== Segment start ==

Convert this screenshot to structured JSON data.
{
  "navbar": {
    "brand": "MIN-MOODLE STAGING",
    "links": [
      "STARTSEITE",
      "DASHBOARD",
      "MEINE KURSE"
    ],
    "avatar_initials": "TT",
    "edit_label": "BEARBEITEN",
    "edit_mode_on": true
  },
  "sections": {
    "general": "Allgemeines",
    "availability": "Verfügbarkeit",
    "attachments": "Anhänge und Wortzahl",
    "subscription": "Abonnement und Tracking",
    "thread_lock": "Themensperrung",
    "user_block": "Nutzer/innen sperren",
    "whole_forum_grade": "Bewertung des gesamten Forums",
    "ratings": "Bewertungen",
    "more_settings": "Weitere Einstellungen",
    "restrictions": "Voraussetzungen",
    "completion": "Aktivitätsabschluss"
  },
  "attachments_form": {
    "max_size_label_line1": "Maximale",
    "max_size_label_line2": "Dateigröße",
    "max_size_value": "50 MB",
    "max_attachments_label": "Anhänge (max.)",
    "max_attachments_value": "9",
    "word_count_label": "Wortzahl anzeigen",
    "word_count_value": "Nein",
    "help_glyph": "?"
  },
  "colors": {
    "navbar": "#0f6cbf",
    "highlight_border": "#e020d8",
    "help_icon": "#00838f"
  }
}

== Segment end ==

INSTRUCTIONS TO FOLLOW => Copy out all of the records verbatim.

THE COMPLETED TASK =>
Convert this screenshot to structured JSON data.
{
  "navbar": {
    "brand": "MIN-MOODLE STAGING",
    "links": [
      "STARTSEITE",
      "DASHBOARD",
      "MEINE KURSE"
    ],
    "avatar_initials": "TT",
    "edit_label": "BEARBEITEN",
    "edit_mode_on": true
  },
  "sections": {
    "general": "Allgemeines",
    "availability": "Verfügbarkeit",
    "attachments": "Anhänge und Wortzahl",
    "subscription": "Abonnement und Tracking",
    "thread_lock": "Themensperrung",
    "user_block": "Nutzer/innen sperren",
    "whole_forum_grade": "Bewertung des gesamten Forums",
    "ratings": "Bewertungen",
    "more_settings": "Weitere Einstellungen",
    "restrictions": "Voraussetzungen",
    "completion": "Aktivitätsabschluss"
  },
  "attachments_form": {
    "max_size_label_line1": "Maximale",
    "max_size_label_line2": "Dateigröße",
    "max_size_value": "50 MB",
    "max_attachments_label": "Anhänge (max.)",
    "max_attachments_value": "9",
    "word_count_label": "Wortzahl anzeigen",
    "word_count_value": "Nein",
    "help_glyph": "?"
  },
  "colors": {
    "navbar": "#0f6cbf",
    "highlight_border": "#e020d8",
    "help_icon": "#00838f"
  }
}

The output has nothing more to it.